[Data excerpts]

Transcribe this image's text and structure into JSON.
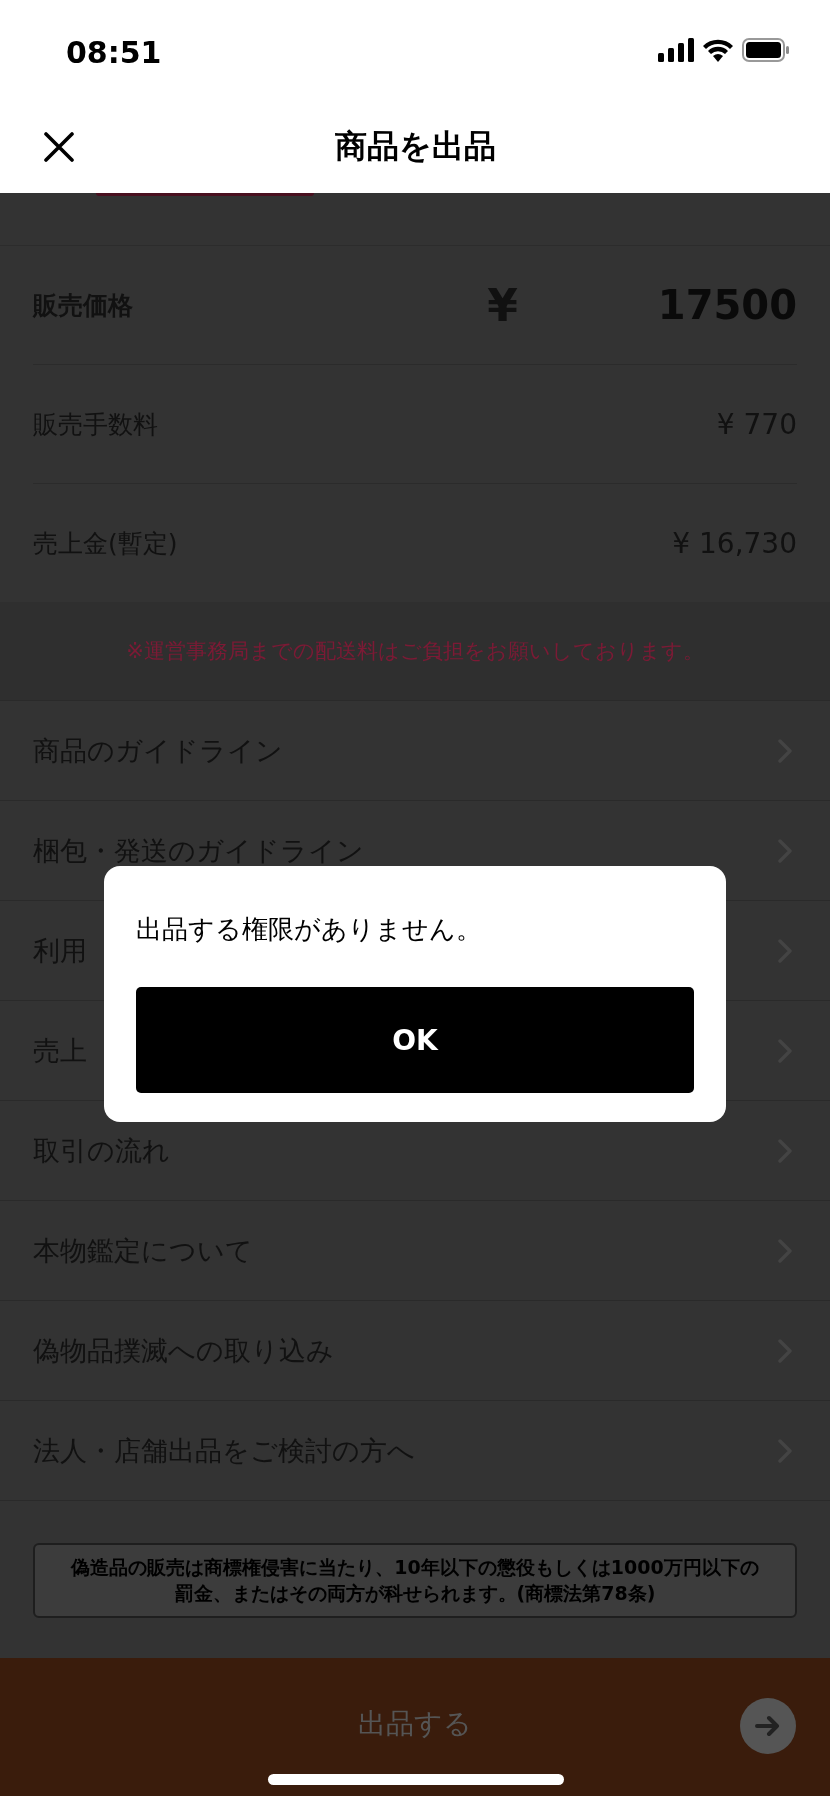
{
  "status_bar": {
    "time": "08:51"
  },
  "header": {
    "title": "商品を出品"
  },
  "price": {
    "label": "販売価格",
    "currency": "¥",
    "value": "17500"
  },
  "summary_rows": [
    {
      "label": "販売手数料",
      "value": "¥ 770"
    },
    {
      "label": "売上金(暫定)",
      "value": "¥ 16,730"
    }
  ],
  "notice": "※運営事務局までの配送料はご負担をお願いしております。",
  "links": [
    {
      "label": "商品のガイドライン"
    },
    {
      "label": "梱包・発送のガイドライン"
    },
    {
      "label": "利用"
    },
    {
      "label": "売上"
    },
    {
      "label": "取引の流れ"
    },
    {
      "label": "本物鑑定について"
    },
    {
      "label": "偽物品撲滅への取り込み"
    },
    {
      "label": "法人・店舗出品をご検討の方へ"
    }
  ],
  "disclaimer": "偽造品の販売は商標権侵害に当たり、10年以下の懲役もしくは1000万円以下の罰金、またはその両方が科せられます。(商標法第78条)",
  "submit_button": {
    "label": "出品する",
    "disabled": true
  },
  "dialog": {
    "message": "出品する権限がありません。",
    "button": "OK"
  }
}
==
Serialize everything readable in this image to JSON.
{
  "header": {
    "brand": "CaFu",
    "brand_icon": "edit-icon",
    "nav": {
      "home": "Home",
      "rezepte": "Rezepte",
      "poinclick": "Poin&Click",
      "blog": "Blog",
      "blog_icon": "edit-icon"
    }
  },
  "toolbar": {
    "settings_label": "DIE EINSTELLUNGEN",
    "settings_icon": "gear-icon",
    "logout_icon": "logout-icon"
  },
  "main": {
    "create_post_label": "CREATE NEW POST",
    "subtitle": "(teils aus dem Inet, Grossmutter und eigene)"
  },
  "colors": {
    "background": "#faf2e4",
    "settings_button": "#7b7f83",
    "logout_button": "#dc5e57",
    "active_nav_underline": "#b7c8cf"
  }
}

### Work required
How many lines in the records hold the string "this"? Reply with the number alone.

### Exercise result
2